So, why have they not captured that as part of the power sharing equation? When there was a tussle about the appointment of a chief judge, it was so protracted. Was it not because of the realisation that the office is an arm of government, equivalent to the executive and the judiciary? That is also part of the power sharing.
You see how people tell lies? When people brought in the name of Lt. Gen. Ukpo, they said Ukpo signed the Calabar-Ogoja accord. Have you seen a blatant lie? People are spewing lies. Ukpo, as at 1980, was just a major or so, in the Army. The Calabar-Ogoja accord was purely a civilian affair. That is about that.
I have mentioned a new dimension on this zoning matter. As it is today, the judiciary is controlled by the south. So, why are they still thinking of controlling the executive? If the judiciary were not very important as an independent arm of government, why was there so much heat when the new chief judge was to be appointed? The chief judge has powers over the executive because the decision of the judiciary cannot be overruled by the executive unless by a superior court, which cannot also be overruled by the executive.
Back to the issue of power sharing on the governorship seat. There was no mention of that specifically in the Calabar-Ogoja accord. And mind you, at that time, Cross River was just two senatorial districts; now it is three. How many federal constituencies did we have at that time and now how many do we have?
So, are you suggesting that the Calabar-Ogoja accord can no longer be relied upon or that the document that is flying around is fake?
The document is fake. I have given you an instance to show why it is fake. You cannot bring in Gen Ukpo into it as a signatory because he was not part and parcel of anything. The Calabar-Ogoja accord was purely a civilian affair, dating back to 1980. I have said it in various platforms, that the document is the figment of the imagination of those spreading it, it is not genuine. Who among them was a part and parcel of the struggle of the new Cross River State? None.
How do we resolve this impasse?

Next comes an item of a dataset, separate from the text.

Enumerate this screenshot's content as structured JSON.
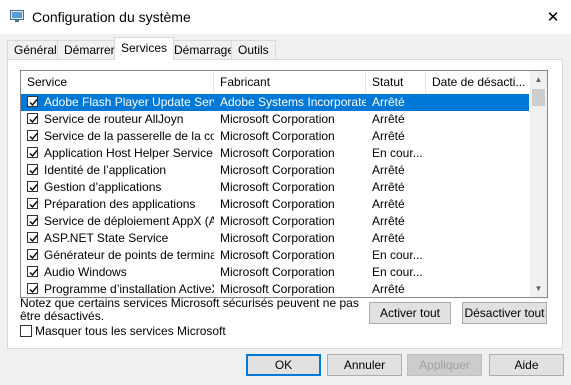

I have told you that the matter is over. I just feel I should respond to you. I was a part and parcel of those who fought for the creation of the new Cross River. Most of our leaders, past and present, have spoken on this zoning matter. Donald Duke has spoken. Senator Jarigbe has spoken. Usani Usani has spoken. Even Senator Gershom Bassey has said that he is ready to contest with anybody from any part of the state. When he made that statement, my response to him was that ‘at last, you have conceded, based on historical and political antecedents in the Peoples Democratic Party in particular, and Cross River State politics in general, that at this evolutionary juncture of our politics, anybody from any senatorial district can run the 2023 governorship election. With Donald Duke having earlier spoken in this vein and you corroborating, this put paid, with finality to the zoning and rotation controversy as far as the 2023 governorship election in Cross River State is concerned! We commend your political objectivity and true spirit of sportsmanship in this regard. We furthermore commend your preparedness to run the gubernatorial election (primaries and main Election) as meets Peoples Democratic Party (PDP) expectations and the expectations of the general public! Warmest welcome as we meet in the political battle field!’

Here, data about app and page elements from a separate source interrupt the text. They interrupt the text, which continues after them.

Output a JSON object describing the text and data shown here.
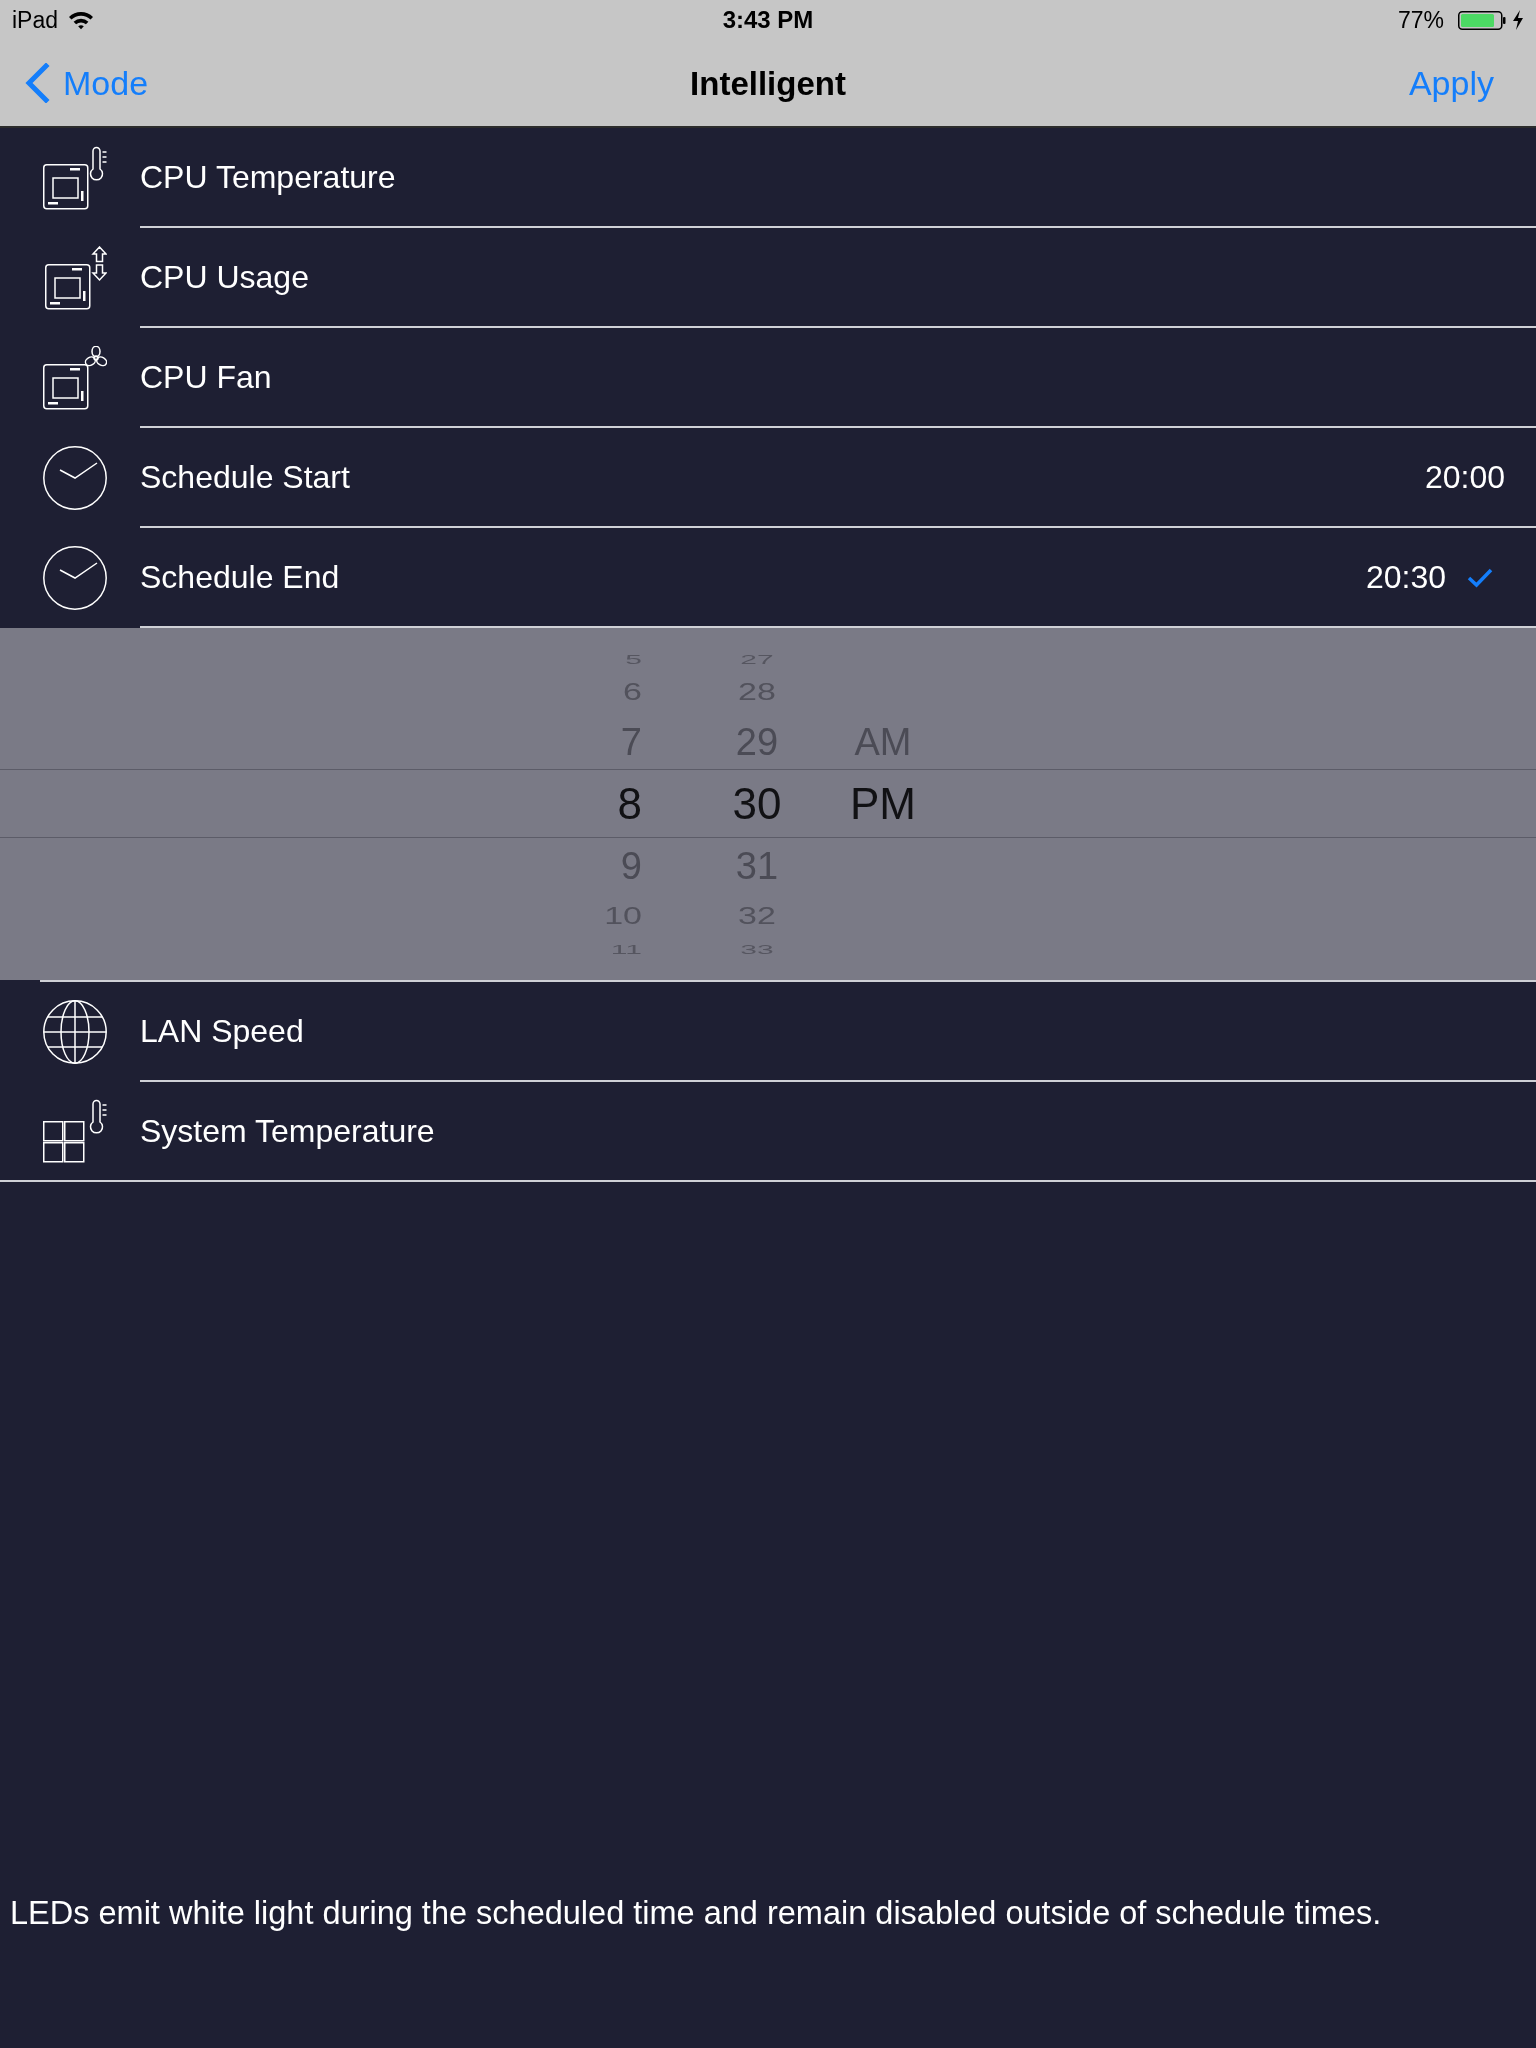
{
  "status_bar": {
    "device": "iPad",
    "time": "3:43 PM",
    "battery": "77%"
  },
  "nav_bar": {
    "back": "Mode",
    "title": "Intelligent",
    "action": "Apply"
  },
  "rows": [
    {
      "kind": "cpu_temperature",
      "label": "CPU Temperature",
      "selected": false
    },
    {
      "kind": "cpu_usage",
      "label": "CPU Usage",
      "selected": false
    },
    {
      "kind": "cpu_fan",
      "label": "CPU Fan",
      "selected": false
    },
    {
      "kind": "schedule",
      "label": "Schedule Start",
      "value": "20:00",
      "selected": false
    },
    {
      "kind": "schedule",
      "label": "Schedule End",
      "value": "20:30",
      "selected": true
    },
    {
      "kind": "lan_speed",
      "label": "LAN Speed",
      "selected": false
    },
    {
      "kind": "system_temperature",
      "label": "System Temperature",
      "selected": false
    }
  ],
  "time_picker": {
    "columns": [
      {
        "items": [
          {
            "text": "5",
            "selected": false
          },
          {
            "text": "6",
            "selected": false
          },
          {
            "text": "7",
            "selected": false
          },
          {
            "text": "8",
            "selected": true
          },
          {
            "text": "9",
            "selected": false
          },
          {
            "text": "10",
            "selected": false
          },
          {
            "text": "11",
            "selected": false
          }
        ]
      },
      {
        "items": [
          {
            "text": "27",
            "selected": false
          },
          {
            "text": "28",
            "selected": false
          },
          {
            "text": "29",
            "selected": false
          },
          {
            "text": "30",
            "selected": true
          },
          {
            "text": "31",
            "selected": false
          },
          {
            "text": "32",
            "selected": false
          },
          {
            "text": "33",
            "selected": false
          }
        ]
      },
      {
        "items": [
          {
            "text": "AM",
            "selected": false
          },
          {
            "text": "PM",
            "selected": true
          }
        ]
      }
    ]
  },
  "footer": "LEDs emit white light during the scheduled time and remain disabled outside of schedule times."
}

But Donald Duke has reversed himself on the zoning issue. Once, he had said in a television interview that he was against zoning. But at a function in Calabar some months ago, he was quoted as saying that zoning should be applied in choosing political leaders…..

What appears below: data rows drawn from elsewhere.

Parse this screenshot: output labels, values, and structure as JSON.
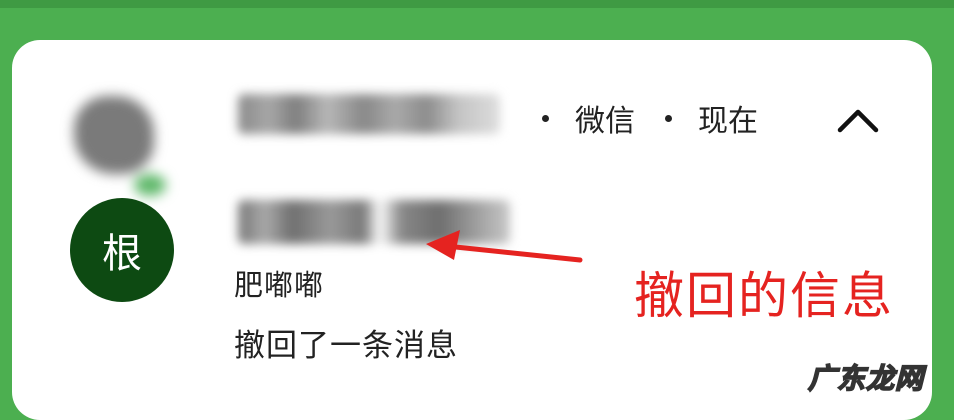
{
  "notification": {
    "app_name": "微信",
    "time": "现在",
    "avatar_char": "根",
    "sender_nickname": "肥嘟嘟",
    "message": "撤回了一条消息"
  },
  "annotation": {
    "label": "撤回的信息",
    "color": "#e52320"
  },
  "watermark": "广东龙网",
  "colors": {
    "background_green": "#4caf50",
    "avatar_bg": "#0d4a12",
    "card_bg": "#ffffff"
  },
  "icons": [
    "app-icon",
    "chevron-up-icon",
    "arrow-icon"
  ]
}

You would have asked him to expatiate. He, was he a product of zoning? When he handed over to Imoke, did he believe in zoning? Did he not support Walter Eneji, his deputy? He sacked me from his cabinet for insisting that the central should produce the governor, that Liyel Imoke should be governor. He sacked me from the exco. Was there any zoning? He stood for the north and I stood for the central and he sacked me because of that. When Imoke came to run, was there any zoning? How can he come to make that statement, if he really made it? There is no basis. If Gershom who is an aspirant has said he is ready to run his election without zoning, who is there again to talk?
So, are you suggesting that the issue should be left open, just as the PDP has done at the federal level?
That is already taken for granted. This matter is over. We have come to the conclusion that anybody can run for the governorship, that the three senatorial districts have already taken their turn and now, it is open to any of the three senatorial districts and after that it can move. Here, what we have been practicing is zoning by elimination. So, if the south is coming now to say they want to produce the governor and every other person should leave it for them, it is otiose. I am sure you are also aware of the other dimension that Sandy Onor brought a few weeks ago, during a symposium to commemorate the death of Patrick Agbor, the paramount ruler of the Quas. He said that assuming, but not conceding, that the governorship is a southern matter, that he is eminently qualified to run, that his mother is biologically from Akamkpa local government and given that in Cross River State, inheritance is matrilineal, making the mother a supreme factor, he is qualified to run. This matter is already over. The position right now, eminent persons from the state have spoken on this matter. Anybody coming to talk about zoning now is coming to re-open a matter that has been over. No zone, before now, ran elections alone. The south can’t come to run election alone. I have said this before, the south, more than any other senatorial district, has always run every governorship election. Even after Donald’s eight years, the south still came out to run the election against Imoke. The south is always coming out. The south has always shown that there is nothing like zoning. Even in the last election, somebody from the south, Eyo Eko of the SDP, came out to run against Ayade from the north. Owan Enoh also came out to run against Ayade, from the central. So, what are we talking about?
For the south to come out now and say they must produce the next governor, do you see them as greedy or selfish people?
I will not say they are greedy or selfish. I will only say they are brow-beating the polity. In their heart of hearts, they know that this thing has been open to all senatorial districts and that zoning has been done by elimination. They know that this is what has been happening. They are just brow-beating the polity. Let us respect ourselves and behave accordingly. We must not limit powering sharing to the governorship seat. They want to domicile the head of judiciary and head of executive on the south. Why? In the geo-politics of the south, the Ejaghams of the south are located in Calabar Municipality, Akpabuyo, Odukpani, Bakassi and Akamkpa and even the name Bakassi, is Ejagham, meaning the place that roads did not get to. And those people have never tasted the senate seat. The senate seat, since 1999 has been occupied by the Efiks. Why can’t they zone the senate seat. Is it only the Efiks that own Cross River South?
But Ita Giwa is from Bakassi.
Yes, she is Bakassi but she is Efik. What I am saying is that there are two major ethnic groups in the south-the Efiks and the Ejaghams. The Efiks have been the ones taking all the juicy positions. Donald Duke is Efik, he was governor. Now, Gershom Bassey wants to come. Go to the senate, From Ita-Giwa, it moved to Bassey Ewa Henshaw, then moved to Senator Prince Otu, now it is with Gershom; all of them Efik. No Ejagham man has tasted it. Meanwhile, the Ejaghams are a very strong group in the south. They are not doing zoning there, they have not removed the speck from their eyes, they want to remove the mote in their brother’s eyes. Let them start the zoning from the south, let us see. Let them zone the senate seat to the Ejagham people, let them zone the governorship seat to the Ejagham people, let them zone the senate to the Biase people, let us see that truly, they believe in power sharing.
They are just brow-beating the polity. They know the truth but they are brow-beating the polity. The southern people are brow-beating the polity and they should stop it.